“The first and second practices were not so bad. We tried to work and understand a good balance for the bike. We still haven’t found the perfect way yet. We also tried to understand the right tyre choice for the race because it is difficult with the soft and also with the hard so we need to make sure we make the right choice to go fast on Sunday. Anyway, we are in fourth place and not so far from pole position. Tomorrow we have to try to continue to work in this way because it will be important for the race to start at the maximum within the first five,” said Rossi.
When Kevin Schwantz announced that he was coming out of retirement to race in the Suzuka 8 Hours next July, there were rumors that MotoGP riders Valentino Rossi and Cal Crutchlow could be joining him on the grid, however both Yamaha riders denied that they will be taking part in the iconic race.
“It’s a gruelling event. Of course I’d look at it but it’s not something that’s been openly discussed. My concentration is on MotoGP and to do the best job I can here for Monster Yamaha Tech 3. If an opening arises to go there I can at least go and battle with Kevin! We’ll see it may happen it may not. I’ve heard nothing so far,” commented Crutchlow during Thursday’s pre-race press conference at Jerez.
Valentino Rossi has already competed in the endurance race twice, but when he was much younger, and he and Colin Edwards won the 2001 edition aboard a Honda VTR 1000 branded Castrol.
“I think not. The schedule for the world championship is very difficult. It’s always one weekend on, one weekend off, we never have a longer break apart from when is the Eight-Hours. I like a lot to do the Eight-Hours with the Yamaha and to do it together with Cal would be a great feeling but to make it is very heavy. To do the test, you have to go in Japan and after the race you have a problem with your body for two or three months because it is like doing four grand prix in a row, pow, pow, pow, pow. I have the idea and I spoke with Cal but maybe when we are more old. Maybe me, Cal and Jorge!” laughed Rossi.
After the jump you take a look at highlight video - in Japanese - from the event.
The first MotoGP free practice at sunny Jerez saw the Honda and Yamaha factory bikes almost on equal footing with Dani Pedrosa and Jorge Lorenzo fighting over the top of the timesheets.
It took Lorenzo his last flying hot lap in 1:39.701 to demote Pedrosa to second, but he was only be able to pip him by 0.003s and they were the only two riders to head under the 1.40 barrier.
Pedrosa was very effective in the fourth sector and already has a good pace, while Lorenzo was faster in the third and losing more time in the fourth - where the corner named after him is - as was his team mate Valentino Rossi finished in third and 0.366s adrift.

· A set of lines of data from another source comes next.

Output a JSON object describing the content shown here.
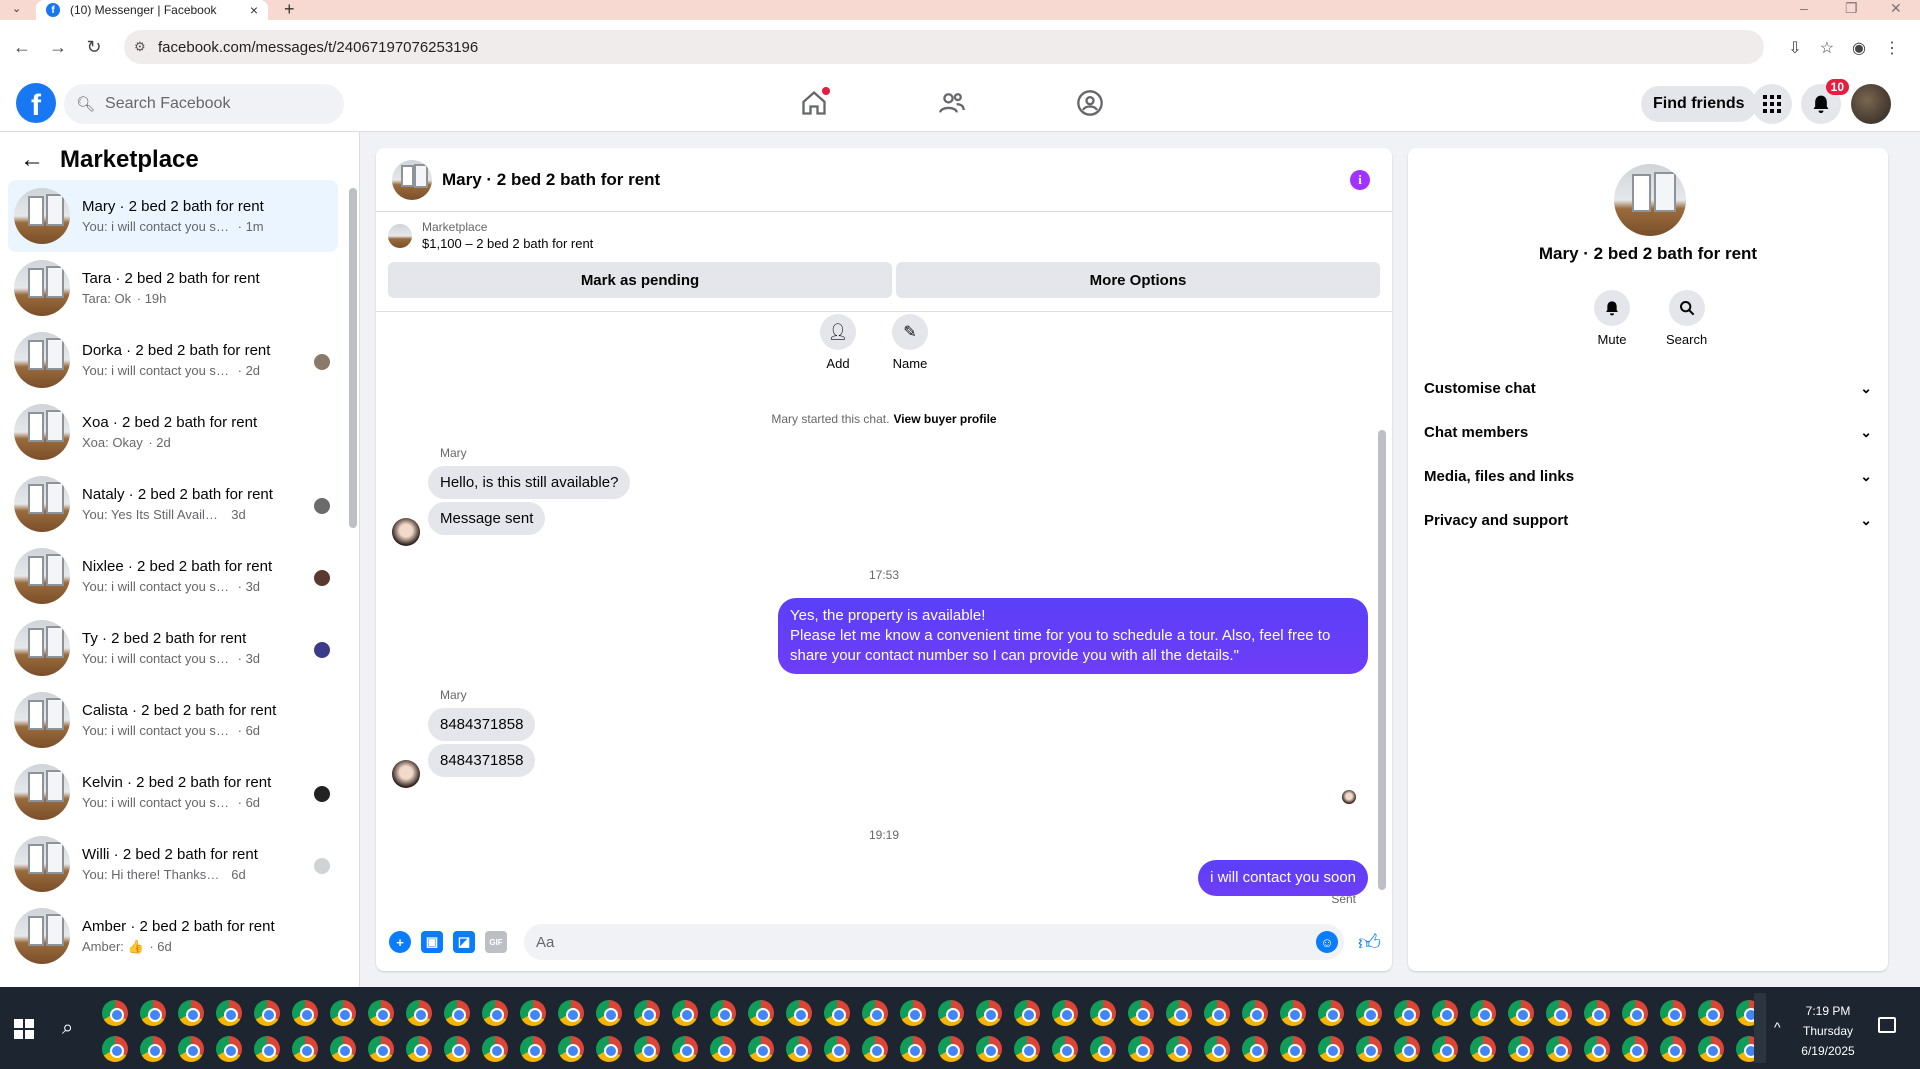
{
  "browser": {
    "tab_title": "(10) Messenger | Facebook",
    "url": "facebook.com/messages/t/24067197076253196"
  },
  "fb": {
    "search_placeholder": "Search Facebook",
    "find_friends": "Find friends",
    "notif_count": "10"
  },
  "sidebar": {
    "title": "Marketplace",
    "conversations": [
      {
        "name": "Mary · 2 bed 2 bath for rent",
        "preview": "You: i will contact you soon",
        "time": "1m",
        "active": true
      },
      {
        "name": "Tara · 2 bed 2 bath for rent",
        "preview": "Tara: Ok",
        "time": "19h"
      },
      {
        "name": "Dorka · 2 bed 2 bath for rent",
        "preview": "You: i will contact you soon",
        "time": "2d"
      },
      {
        "name": "Xoa · 2 bed 2 bath for rent",
        "preview": "Xoa: Okay",
        "time": "2d"
      },
      {
        "name": "Nataly · 2 bed 2 bath for rent",
        "preview": "You: Yes Its Still Available, Please...",
        "time": "3d"
      },
      {
        "name": "Nixlee · 2 bed 2 bath for rent",
        "preview": "You: i will contact you soon",
        "time": "3d"
      },
      {
        "name": "Ty · 2 bed 2 bath for rent",
        "preview": "You: i will contact you soon",
        "time": "3d"
      },
      {
        "name": "Calista · 2 bed 2 bath for rent",
        "preview": "You: i will contact you soon",
        "time": "6d"
      },
      {
        "name": "Kelvin · 2 bed 2 bath for rent",
        "preview": "You: i will contact you soon",
        "time": "6d"
      },
      {
        "name": "Willi · 2 bed 2 bath for rent",
        "preview": "You: Hi there! Thanks so much fo...",
        "time": "6d"
      },
      {
        "name": "Amber · 2 bed 2 bath for rent",
        "preview": "Amber: 👍",
        "time": "6d"
      }
    ]
  },
  "chat": {
    "title": "Mary · 2 bed 2 bath for rent",
    "marketplace_label": "Marketplace",
    "listing": "$1,100 – 2 bed 2 bath for rent",
    "mark_pending": "Mark as pending",
    "more_options": "More Options",
    "add_label": "Add",
    "name_label": "Name",
    "system_msg": "Mary started this chat.",
    "view_profile": "View buyer profile",
    "sender1": "Mary",
    "msg1": "Hello, is this still available?",
    "msg2": "Message sent",
    "time1": "17:53",
    "reply_line1": "Yes, the property is available!",
    "reply_line2": "Please let me know a convenient time for you to schedule a tour. Also, feel free to share your contact number so I can provide you with all the details.\"",
    "sender2": "Mary",
    "msg3": "8484371858",
    "msg4": "8484371858",
    "time2": "19:19",
    "reply2": "i will contact you soon",
    "sent_label": "Sent",
    "composer_placeholder": "Aa"
  },
  "details": {
    "name": "Mary · 2 bed 2 bath for rent",
    "mute": "Mute",
    "search": "Search",
    "sections": [
      "Customise chat",
      "Chat members",
      "Media, files and links",
      "Privacy and support"
    ]
  },
  "taskbar": {
    "time": "7:19 PM",
    "day": "Thursday",
    "date": "6/19/2025"
  },
  "colors": {
    "fb_blue": "#1877f2",
    "outgoing_bubble": "#5b3ff8",
    "info_purple": "#a033ff"
  }
}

Cal Crutchlow was fourth fastest, and his lap times were more erratic and he also ran off track, but he was on Rossi’s tail and 0.046 from the Italian and he had been the fastest in the Jerez IRTA tests last March.
Marc Marquez who had never won at Jerez in none of the classes, was fifth, but he seemed to have more problems setting up his Honda this time and he was more than seven tenths adrift from the top of the timesheets.
Nicky Hayden was sixth and the fastest Ducati rider, and was one second adrift and ahead of the two satellite Honda riders Stefan Bradl and Alvaro Bautista.
Aleix Espargaro broke into the top ten with his ART bike and was ninth, ahead of Ducati’s Andrea Dovizioso and Pramac’s Andrea Iannone who is still suffering from arm issues. Ducati’s wild card rider Michele Pirro who is riding a laboratory bike with a different frame was 12th and 1.625 from Lorenzo.